7 Ways to Promote a Healthy Relationship


Domestic violence and sexual assault stories seem to be all over the news nowadays. While the all the experts have theories as to why we hear more and more stories of such tragic events, the fact remains that shelters for abused women serve an ever-growing community within our state.

So, what can you do to help reduce the number of domestic violence incidents? Learn how to work for and promote a healthy relationship with yourself, within your family, and your community. Here are seven suggestions to help you on your way.

For yourself:
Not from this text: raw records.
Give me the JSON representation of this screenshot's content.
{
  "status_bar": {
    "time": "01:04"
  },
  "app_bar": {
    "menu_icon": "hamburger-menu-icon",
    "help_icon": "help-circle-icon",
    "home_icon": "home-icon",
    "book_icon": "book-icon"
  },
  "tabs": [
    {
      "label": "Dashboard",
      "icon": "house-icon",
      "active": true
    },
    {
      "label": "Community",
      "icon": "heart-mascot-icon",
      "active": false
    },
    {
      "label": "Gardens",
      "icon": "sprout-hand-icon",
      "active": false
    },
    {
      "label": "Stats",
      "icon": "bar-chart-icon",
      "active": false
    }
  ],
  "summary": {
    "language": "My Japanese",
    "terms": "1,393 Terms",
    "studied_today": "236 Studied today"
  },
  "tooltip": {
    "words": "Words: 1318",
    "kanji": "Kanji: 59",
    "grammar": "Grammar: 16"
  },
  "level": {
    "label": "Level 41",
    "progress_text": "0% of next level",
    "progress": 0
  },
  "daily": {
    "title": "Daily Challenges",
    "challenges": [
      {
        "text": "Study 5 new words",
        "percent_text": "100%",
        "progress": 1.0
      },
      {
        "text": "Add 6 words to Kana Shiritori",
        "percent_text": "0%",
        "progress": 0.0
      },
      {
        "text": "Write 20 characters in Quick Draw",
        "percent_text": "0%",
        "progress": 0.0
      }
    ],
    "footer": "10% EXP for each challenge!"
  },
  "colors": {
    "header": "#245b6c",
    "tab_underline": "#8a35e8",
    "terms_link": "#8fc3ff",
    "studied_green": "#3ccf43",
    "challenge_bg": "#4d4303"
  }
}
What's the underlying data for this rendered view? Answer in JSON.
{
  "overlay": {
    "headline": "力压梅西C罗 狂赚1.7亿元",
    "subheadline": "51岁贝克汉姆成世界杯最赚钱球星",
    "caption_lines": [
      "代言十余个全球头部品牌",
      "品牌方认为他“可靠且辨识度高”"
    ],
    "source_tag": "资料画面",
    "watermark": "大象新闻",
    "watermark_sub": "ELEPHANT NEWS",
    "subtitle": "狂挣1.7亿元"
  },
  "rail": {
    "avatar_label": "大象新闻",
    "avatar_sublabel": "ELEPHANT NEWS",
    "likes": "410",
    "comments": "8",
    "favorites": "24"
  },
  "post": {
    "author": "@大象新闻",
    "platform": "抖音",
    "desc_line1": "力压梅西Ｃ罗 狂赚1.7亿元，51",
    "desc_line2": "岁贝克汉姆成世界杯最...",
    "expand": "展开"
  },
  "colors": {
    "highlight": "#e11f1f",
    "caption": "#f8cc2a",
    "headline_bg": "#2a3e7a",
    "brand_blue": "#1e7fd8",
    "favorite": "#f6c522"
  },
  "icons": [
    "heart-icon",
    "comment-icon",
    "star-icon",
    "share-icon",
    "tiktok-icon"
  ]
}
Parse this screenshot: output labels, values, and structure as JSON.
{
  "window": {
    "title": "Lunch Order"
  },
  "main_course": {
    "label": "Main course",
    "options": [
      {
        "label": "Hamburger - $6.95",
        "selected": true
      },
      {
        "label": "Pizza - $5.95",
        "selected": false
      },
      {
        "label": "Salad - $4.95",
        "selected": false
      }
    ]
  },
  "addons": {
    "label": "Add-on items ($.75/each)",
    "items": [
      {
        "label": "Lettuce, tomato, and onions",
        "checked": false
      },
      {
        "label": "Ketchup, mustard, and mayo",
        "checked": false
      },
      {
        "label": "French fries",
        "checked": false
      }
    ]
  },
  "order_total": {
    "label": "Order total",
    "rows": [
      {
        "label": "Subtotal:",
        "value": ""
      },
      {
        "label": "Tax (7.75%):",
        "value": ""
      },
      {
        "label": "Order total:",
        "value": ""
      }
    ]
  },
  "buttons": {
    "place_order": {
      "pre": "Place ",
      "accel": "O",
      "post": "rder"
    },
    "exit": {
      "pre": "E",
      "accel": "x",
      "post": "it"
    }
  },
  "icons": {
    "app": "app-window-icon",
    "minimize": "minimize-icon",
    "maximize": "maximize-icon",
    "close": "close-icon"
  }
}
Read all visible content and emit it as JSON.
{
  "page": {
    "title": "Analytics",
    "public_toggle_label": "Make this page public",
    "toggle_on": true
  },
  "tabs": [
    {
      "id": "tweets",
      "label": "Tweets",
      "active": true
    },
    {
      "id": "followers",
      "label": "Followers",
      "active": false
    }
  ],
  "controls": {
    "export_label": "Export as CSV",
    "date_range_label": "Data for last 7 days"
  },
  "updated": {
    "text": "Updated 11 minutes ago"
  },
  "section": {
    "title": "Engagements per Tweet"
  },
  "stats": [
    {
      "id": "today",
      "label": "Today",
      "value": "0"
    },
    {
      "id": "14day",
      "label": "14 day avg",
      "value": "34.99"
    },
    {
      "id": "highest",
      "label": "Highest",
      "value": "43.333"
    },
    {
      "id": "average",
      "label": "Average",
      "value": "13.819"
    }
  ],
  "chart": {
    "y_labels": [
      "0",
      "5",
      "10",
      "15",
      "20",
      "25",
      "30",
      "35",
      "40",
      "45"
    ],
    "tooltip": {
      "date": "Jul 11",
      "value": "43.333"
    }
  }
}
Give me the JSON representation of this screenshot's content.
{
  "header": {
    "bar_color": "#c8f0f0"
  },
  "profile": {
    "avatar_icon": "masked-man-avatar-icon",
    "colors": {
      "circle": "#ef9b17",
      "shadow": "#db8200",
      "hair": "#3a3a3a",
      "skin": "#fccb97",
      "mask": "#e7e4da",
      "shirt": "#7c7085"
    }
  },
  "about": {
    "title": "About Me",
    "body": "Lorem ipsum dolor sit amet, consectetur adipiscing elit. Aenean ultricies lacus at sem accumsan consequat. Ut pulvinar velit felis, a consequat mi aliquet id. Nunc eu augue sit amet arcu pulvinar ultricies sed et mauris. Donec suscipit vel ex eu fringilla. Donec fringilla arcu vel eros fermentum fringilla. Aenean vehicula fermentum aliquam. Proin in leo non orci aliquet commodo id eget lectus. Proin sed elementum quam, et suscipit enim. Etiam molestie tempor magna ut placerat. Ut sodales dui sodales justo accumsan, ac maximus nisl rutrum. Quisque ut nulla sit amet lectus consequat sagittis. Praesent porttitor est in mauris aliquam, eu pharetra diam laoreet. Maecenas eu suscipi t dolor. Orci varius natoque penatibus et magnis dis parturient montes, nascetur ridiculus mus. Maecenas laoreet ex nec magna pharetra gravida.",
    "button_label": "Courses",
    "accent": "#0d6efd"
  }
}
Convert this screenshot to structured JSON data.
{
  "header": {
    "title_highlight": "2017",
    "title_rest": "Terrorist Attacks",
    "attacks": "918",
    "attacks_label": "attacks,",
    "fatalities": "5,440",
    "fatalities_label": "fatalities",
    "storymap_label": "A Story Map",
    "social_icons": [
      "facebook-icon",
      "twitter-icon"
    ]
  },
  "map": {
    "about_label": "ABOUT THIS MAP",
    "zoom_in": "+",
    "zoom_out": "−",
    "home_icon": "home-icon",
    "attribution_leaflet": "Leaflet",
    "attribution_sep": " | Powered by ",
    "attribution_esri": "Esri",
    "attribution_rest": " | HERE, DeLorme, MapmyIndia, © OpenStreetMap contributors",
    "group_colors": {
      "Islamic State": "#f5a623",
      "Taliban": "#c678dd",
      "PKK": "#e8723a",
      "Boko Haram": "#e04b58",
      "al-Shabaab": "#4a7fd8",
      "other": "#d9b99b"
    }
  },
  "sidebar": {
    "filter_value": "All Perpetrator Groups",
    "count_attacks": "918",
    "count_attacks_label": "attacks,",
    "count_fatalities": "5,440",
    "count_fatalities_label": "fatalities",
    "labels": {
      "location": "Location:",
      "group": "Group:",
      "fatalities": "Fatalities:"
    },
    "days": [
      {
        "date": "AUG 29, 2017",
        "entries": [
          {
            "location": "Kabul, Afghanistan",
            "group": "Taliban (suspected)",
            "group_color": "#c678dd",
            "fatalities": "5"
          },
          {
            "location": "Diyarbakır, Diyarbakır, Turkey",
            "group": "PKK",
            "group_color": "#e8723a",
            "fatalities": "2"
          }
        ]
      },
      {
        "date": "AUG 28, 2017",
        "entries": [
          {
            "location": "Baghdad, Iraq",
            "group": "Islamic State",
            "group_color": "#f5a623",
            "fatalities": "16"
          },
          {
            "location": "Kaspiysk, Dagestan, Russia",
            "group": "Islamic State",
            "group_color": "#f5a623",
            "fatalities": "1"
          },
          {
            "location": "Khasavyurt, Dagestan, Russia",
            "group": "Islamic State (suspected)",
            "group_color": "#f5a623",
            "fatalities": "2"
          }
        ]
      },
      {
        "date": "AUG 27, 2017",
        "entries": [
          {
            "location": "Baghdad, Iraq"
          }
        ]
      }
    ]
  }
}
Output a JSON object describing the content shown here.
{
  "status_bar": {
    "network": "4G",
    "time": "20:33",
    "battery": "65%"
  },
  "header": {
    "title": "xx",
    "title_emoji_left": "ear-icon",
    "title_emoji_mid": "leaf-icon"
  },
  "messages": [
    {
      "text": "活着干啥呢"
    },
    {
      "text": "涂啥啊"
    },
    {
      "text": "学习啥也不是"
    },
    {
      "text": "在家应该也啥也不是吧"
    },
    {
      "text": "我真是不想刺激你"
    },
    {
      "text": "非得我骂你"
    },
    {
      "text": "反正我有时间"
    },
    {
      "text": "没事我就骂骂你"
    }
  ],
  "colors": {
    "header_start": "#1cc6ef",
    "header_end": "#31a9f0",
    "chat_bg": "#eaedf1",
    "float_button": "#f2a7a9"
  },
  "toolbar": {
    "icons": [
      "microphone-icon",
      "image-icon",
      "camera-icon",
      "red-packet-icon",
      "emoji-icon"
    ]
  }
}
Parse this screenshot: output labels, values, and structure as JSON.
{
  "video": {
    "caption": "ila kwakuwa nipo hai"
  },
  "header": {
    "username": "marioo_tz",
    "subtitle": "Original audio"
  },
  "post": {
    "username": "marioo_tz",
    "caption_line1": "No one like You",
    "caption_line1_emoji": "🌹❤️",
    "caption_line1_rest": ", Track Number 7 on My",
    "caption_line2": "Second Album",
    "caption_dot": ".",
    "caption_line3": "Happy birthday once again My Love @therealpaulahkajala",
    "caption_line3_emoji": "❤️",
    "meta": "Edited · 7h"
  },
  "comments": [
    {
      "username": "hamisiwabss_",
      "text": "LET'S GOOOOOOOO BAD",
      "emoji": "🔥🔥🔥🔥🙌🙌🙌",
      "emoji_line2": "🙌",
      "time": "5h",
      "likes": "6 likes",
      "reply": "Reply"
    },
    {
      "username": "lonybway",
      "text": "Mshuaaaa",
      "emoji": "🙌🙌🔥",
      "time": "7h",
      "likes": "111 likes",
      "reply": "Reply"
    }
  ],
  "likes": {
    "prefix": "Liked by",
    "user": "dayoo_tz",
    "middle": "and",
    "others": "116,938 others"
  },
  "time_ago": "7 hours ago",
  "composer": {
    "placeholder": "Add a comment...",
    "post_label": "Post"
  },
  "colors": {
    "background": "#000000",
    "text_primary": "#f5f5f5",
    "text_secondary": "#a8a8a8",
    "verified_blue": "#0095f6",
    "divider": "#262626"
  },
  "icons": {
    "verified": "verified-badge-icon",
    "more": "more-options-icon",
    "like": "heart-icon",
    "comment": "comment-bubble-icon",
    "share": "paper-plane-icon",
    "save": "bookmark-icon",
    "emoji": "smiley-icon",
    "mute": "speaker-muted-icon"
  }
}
    1. The first step in trying to promote a healthy relationship is to identify what is not a healthy relationship. If you are in a relationship as a domestic abuse survivor, the realization that it is not your fault is a giant step forward—rather it is the person who perpetrates the abuse that owns the issue. Healthy relationships do not include physical, verbal, emotional, or financial abuse. Healthy relationships do include open lines of communication without the need for fear of retaliation or harm.
    2. Healthy relationships begin on solid ground and are built on a strong foundation of honesty, mutual respect, and trust. If any of these components are missing, try to convey your concerns to your partner and work together to achieve success.
    3. Learn how to compromise without sacrificing your integrity or safety. Disagreements occur in the healthiest of relationships. Finding a mutual solution will serve to make your partnership stronger and healthier.
    4. Remember that you need to be able to turn to others for support. Even the healthiest relationships experience growing pains and times of stress. Family and friends are especially important when you need a little extra emotional support.


Close up on a man and a woman holding hands at a wooden table

For others:

  1. Be a good role model within your family and community. Talk to your children about what constitutes healthy relationships. Encourage open communication lines to foster their trust so they can turn to you for support and guidance when and if they need it. Discuss dating violence and how they can learn to start healthy relationships.
  2. Connect with your local school system to find out how you can help educate students about dating violence and bullying. It’s never too early to help children understand how to develop healthy relationships.
  3. Be observant and learn to see the challenges that others face within their relationships. Rather than being judgmental, you can provide a safe haven by being compassionate to their needs and guiding them to community resources that are available.

Healthy relationships require effort, time, honesty, open communication, and trust. It’s a lot of work. If you are not in a healthy relationship, you need to know who to turn to for assistance. Harbor House of Central Florida, a shelter for abused women, is here to help.